Electric road bikes are loved by so many youngsters. They have that natural feel with the help of hub motors or mid-drive motors (the motor types are explained in the below section).
They will surely give you sweat if you consider them to be exercise equipment. But in my opinion, I would say this type of e-bikes are indeed the best on some excellent training sessions and also to help you reduce joint pains.
Even many people are making road e-bikes as their primary means of working training sessions. So, you should grab one for yourself too!
3 Different Classes of E-Bikes
1. Pedal Assist
This type requires you to move the pedals to use your motor. You can say it’s more like those conventional bicycles, but the only thing that differs is a motor attached that can sense you are pedaling and kicks the engine to help you move.
Pedal-assist bikes may or may not have a throttle while the max speed you can get is 20mph.
It is designed with a motor that is controlled by using a throttle. In this type of electric bike, you don’t have to pedal to initiate the motor.
Simply when you want your bike to accelerate, crank that throttle, and off you go. But one thing you need to know is the more you throttle your bike, the faster the battery will drain. So try to pedal sometimes.
The max speed you will get is 20mph!
3. Speed Pedelec
This is the class-3 e-bike, and it’s operated by pedal assist with a fantastic speed of 28mph. Despite having such a speed, it’s still considered a bicycle, and you are legally permitted to ride it without the need for a driver’s license or nameplate.
3 Different Types of Motors Used to Power E-bikes
1. Hub Motors (front and rear)
- Direct Drive: best for flat commutes and are exceptionally remarkable for climbing hills (not the steeper ones), exercise, and even for transportation.
- Geared hub: the idle choice for carrying heavy goods or loads and can handle steep hills. Perfect for exercise or commuting. Even the motor pedals are highly effective, especially when your run out of battery.

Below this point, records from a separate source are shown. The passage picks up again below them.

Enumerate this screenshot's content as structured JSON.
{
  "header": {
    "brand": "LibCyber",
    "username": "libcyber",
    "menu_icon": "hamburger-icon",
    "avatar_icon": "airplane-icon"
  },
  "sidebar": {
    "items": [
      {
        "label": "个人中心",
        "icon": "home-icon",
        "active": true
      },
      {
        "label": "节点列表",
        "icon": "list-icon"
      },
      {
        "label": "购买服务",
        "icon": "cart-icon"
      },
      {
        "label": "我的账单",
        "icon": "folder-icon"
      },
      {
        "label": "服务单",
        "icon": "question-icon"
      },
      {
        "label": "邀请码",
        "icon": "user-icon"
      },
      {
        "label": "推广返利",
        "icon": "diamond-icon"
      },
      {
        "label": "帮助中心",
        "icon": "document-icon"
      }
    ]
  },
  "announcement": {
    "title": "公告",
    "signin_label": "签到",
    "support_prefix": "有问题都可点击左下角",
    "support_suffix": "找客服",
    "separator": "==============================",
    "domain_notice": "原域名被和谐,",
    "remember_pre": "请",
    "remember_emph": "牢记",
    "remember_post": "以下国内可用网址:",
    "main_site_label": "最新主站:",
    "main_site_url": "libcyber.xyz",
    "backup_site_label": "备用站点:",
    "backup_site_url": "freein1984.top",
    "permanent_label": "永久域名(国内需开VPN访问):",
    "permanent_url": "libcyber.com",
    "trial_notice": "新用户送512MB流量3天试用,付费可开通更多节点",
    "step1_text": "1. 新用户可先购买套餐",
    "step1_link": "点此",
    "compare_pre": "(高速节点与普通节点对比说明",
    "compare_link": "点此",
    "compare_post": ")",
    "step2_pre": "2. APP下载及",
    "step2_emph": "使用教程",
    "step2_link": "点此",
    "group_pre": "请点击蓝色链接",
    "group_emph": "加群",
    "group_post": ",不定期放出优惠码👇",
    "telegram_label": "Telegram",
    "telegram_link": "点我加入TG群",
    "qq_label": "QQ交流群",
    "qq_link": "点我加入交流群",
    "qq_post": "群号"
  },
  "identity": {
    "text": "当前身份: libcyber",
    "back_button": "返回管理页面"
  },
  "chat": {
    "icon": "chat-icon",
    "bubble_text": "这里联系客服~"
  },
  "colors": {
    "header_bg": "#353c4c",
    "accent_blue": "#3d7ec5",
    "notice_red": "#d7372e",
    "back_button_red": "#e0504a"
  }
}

2. Mid Drive
For the most extended range, these motors are the best you can get. The mid-drive is perfect for applications like speed, hills, commuting, exercise, and many more. Mid-drive motors are very light-weight and also have a better center of gravity, making them very stable when riding.
The only problem is these motors are comparatively more expensive than hub drive. But if you can extend your pockets a bit further, you can surely grab one of these.
3. Friction Motors
Friction motors are comparatively old-fashioned than mid-drive and hub motors. But this low expense can be beneficial if you prefer a modern bike.
The motor’s wheels help spire the tires to move forward. The friction in your motor helps to increase the tire wear. You won’t find such friction drives on any new e-bike since they are less efficient.
2 Different Types of Battery
1. Lead-acid batteries (SLA)
This is comparatively cheaper and easier to recycle. But they don’t last very long and are very sensitive.
Lead-acid might not be a good choice if you are using your bike to commute.
2. Lithium-ion batteries
Li-ion, on the other hand, has become one of the most popular choices among users. Approximately 90% of the market has been taken by these batteries.
The best thing about this battery is it’s comparatively long-lasting and can even generate a considerable amount of power compared to its weight.
Although there are a few downs with this battery, and one of them is it’s pretty expensive compared to lead-acid batteries. But, come on, everything good comes with a price, doesn’t it?
1. How fast can I go on an electric bike?
Ans. If you are riding on a class 1 or class 2 electric bike, you would have a maximum speed of 20mph. And if it’s a class 3 electric bike, it would have a peak speed of 28mph.
2. Do I need a license to ride an electric bike on the road?
Ans. The good news is you don’t need any sort of license or nameplate for these bikes. But it’s always advisable to wear helmets when you ride them.
3. How far can I go on one charge?
Ans. For most electric bikes, you would quickly go for 22-50 miles on a single charge on these electric bikes. Although, some high-quality bikes can take you even 80 miles on a single charge.